Interesting. To paraphrase, "I haven't read it, but he's obviously a raving lunatic bigot." Sounds like another well informed opinion. Most people at least read the book before offering a book review. Guess that isn't necessary with material that questions the religious right.
M. Widrick should apologize not for having read only the NY Times' review of Kevin Phillips' American Theocracy, but for not having read it well. Far from being "another secular liberal bigot, like most of the liberal baby boomers," the review makes it clear that Mr. Phillips was a committed conservative who worked in Richard Nixon's administration. Mr. Phillips' first book The Emerging Republican Majority (1969) predicted a shift in American voting patterns that would establish a Republican majority among officeholders whose lawmaking would then reverse the "secular liberalism," if you chose to call it that, of the hippie generation. So, as the review makes clear, there is nothing in Mr. Phillips' background that identifies him as a secular liberal.

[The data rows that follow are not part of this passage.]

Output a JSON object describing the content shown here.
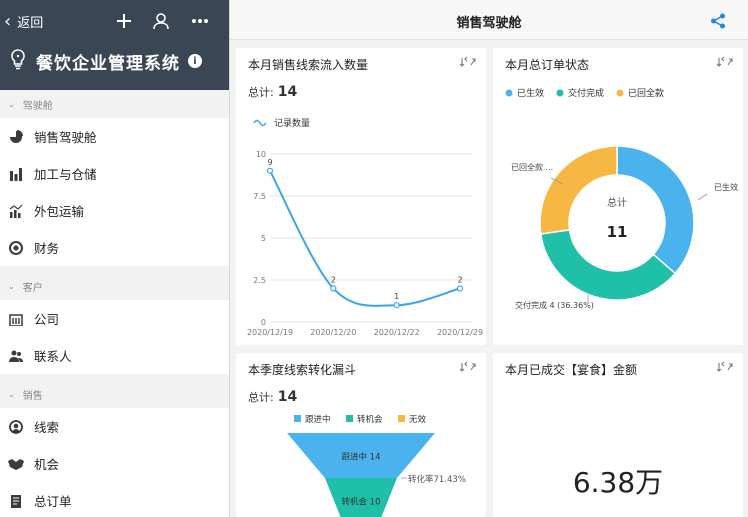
{
  "sidebar": {
    "back_label": "返回",
    "app_title": "餐饮企业管理系统",
    "groups": [
      {
        "title": "驾驶舱",
        "items": [
          {
            "label": "销售驾驶舱",
            "icon": "pie-icon"
          },
          {
            "label": "加工与仓储",
            "icon": "bar-icon"
          },
          {
            "label": "外包运输",
            "icon": "bar-line-icon"
          },
          {
            "label": "财务",
            "icon": "finance-icon"
          }
        ]
      },
      {
        "title": "客户",
        "items": [
          {
            "label": "公司",
            "icon": "building-icon"
          },
          {
            "label": "联系人",
            "icon": "contacts-icon"
          }
        ]
      },
      {
        "title": "销售",
        "items": [
          {
            "label": "线索",
            "icon": "lead-icon"
          },
          {
            "label": "机会",
            "icon": "handshake-icon"
          },
          {
            "label": "总订单",
            "icon": "order-icon"
          }
        ]
      }
    ]
  },
  "header": {
    "title": "销售驾驶舱"
  },
  "cards": {
    "leads": {
      "title": "本月销售线索流入数量",
      "total_label": "总计:",
      "total_value": "14",
      "legend": "记录数量"
    },
    "orders": {
      "title": "本月总订单状态",
      "center_label": "总计",
      "center_value": "11"
    },
    "funnel": {
      "title": "本季度线索转化漏斗",
      "total_label": "总计:",
      "total_value": "14"
    },
    "amount": {
      "title": "本月已成交【宴食】金额",
      "value": "6.38万"
    }
  },
  "chart_data": [
    {
      "type": "line",
      "title": "本月销售线索流入数量",
      "categories": [
        "2020/12/19",
        "2020/12/20",
        "2020/12/22",
        "2020/12/29"
      ],
      "series": [
        {
          "name": "记录数量",
          "values": [
            9,
            2,
            1,
            2
          ]
        }
      ],
      "ylim": [
        0,
        10
      ],
      "yticks": [
        "0",
        "2.5",
        "5",
        "7.5",
        "10"
      ],
      "color": "#3aa6e8",
      "grid": true
    },
    {
      "type": "pie",
      "title": "本月总订单状态",
      "legend": [
        "已生效",
        "交付完成",
        "已回全款"
      ],
      "legend_colors": [
        "#4ab3ee",
        "#1fbfa8",
        "#f7b843"
      ],
      "slices": [
        {
          "label": "已生效",
          "value": 4,
          "color": "#4ab3ee",
          "callout": "已生效"
        },
        {
          "label": "交付完成",
          "value": 4,
          "color": "#1fbfa8",
          "callout": "交付完成  4 (36.36%)"
        },
        {
          "label": "已回全款",
          "value": 3,
          "color": "#f7b843",
          "callout": "已回全款  ..."
        }
      ]
    },
    {
      "type": "funnel",
      "title": "本季度线索转化漏斗",
      "legend": [
        "跟进中",
        "转机会",
        "无效"
      ],
      "legend_colors": [
        "#4ab3ee",
        "#1fbfa8",
        "#f7b843"
      ],
      "stages": [
        {
          "label": "跟进中 14",
          "value": 14,
          "color": "#4ab3ee"
        },
        {
          "label": "转机会 10",
          "value": 10,
          "color": "#1fbfa8"
        }
      ],
      "conversion_label": "转化率71.43%"
    }
  ]
}
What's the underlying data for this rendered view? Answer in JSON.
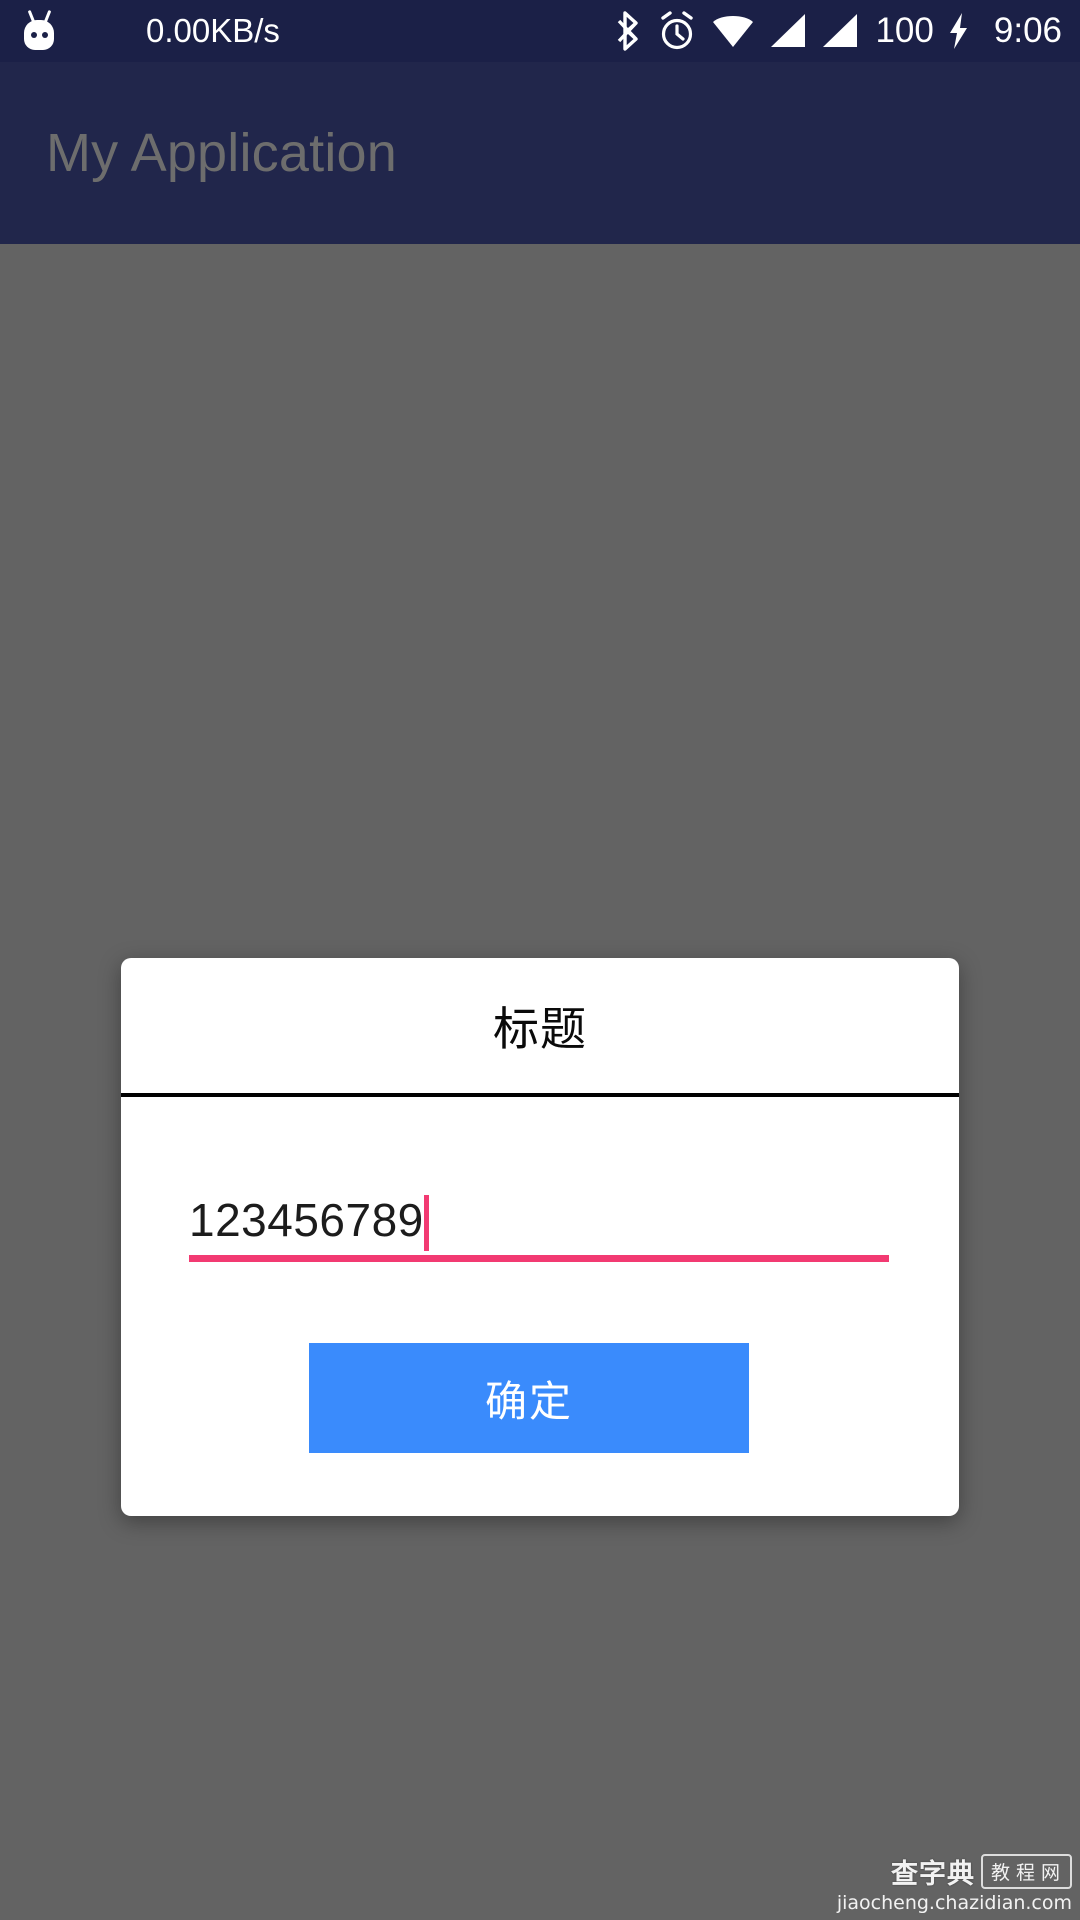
{
  "status_bar": {
    "background": "#1b2047",
    "robot_icon": "android-robot-icon",
    "network_speed": "0.00KB/s",
    "icons": [
      "bluetooth-icon",
      "alarm-clock-icon",
      "wifi-icon",
      "signal-sim1-icon",
      "signal-sim2-icon"
    ],
    "battery_level": "100",
    "charging_icon": "lightning-bolt-icon",
    "clock": "9:06"
  },
  "app_bar": {
    "background": "#21264b",
    "title": "My Application",
    "title_color": "#6d6d6d"
  },
  "content": {
    "background": "#636363"
  },
  "dialog": {
    "title": "标题",
    "input": {
      "value": "123456789",
      "placeholder": "",
      "accent_color": "#f23a72",
      "caret_visible": true
    },
    "confirm_button": {
      "label": "确定",
      "background": "#3a8bfc",
      "text_color": "#ffffff"
    }
  },
  "watermark": {
    "brand": "查字典",
    "tag": "教程网",
    "url": "jiaocheng.chazidian.com"
  }
}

Instead, American Theocracy may well show him to be a conservative apostate - a man who has seen the conservative victory he predicted 35 years ago come to pass and is now horrified by what he sees. He is hardly the first conservative to make the argument that conservatives in government have abandoned the conservative vision, viz. David Stockman's The Triumph of Politics (1976), any number of speeches by Pete Peterson over the last three years, William Crystal on Republican/conservative fiscal irresponsibility under our current president, etc. While it's a fact that true-believers hate apostates most of all, at least hate Mr. Phillips for the right reason.
I agree with the comment 'Man in the Middle' made. Perhaps it would be better Mr. Widrick if you would actually read the book before condemning it. Instead of countering the author's comments about Southern Baptists with hyperbole of your own, perhaps it would be more productive to evaluate how the author comes to that conclusion and make your arguements there.
And on the subject of critical evaluation of arguements, where is the support to back up your claim that the desire for a religious act, potentially exclusively Christian in action, mandated within a federally funded institution such as our public schools, is in any way held by the majority. And being so, how does it not violate the separation between religion and goverment that is a part of the founding ideals of this nation. You see 'Taliban' as an insult, yet you support a Christian version of such in America? Now who has the double standard.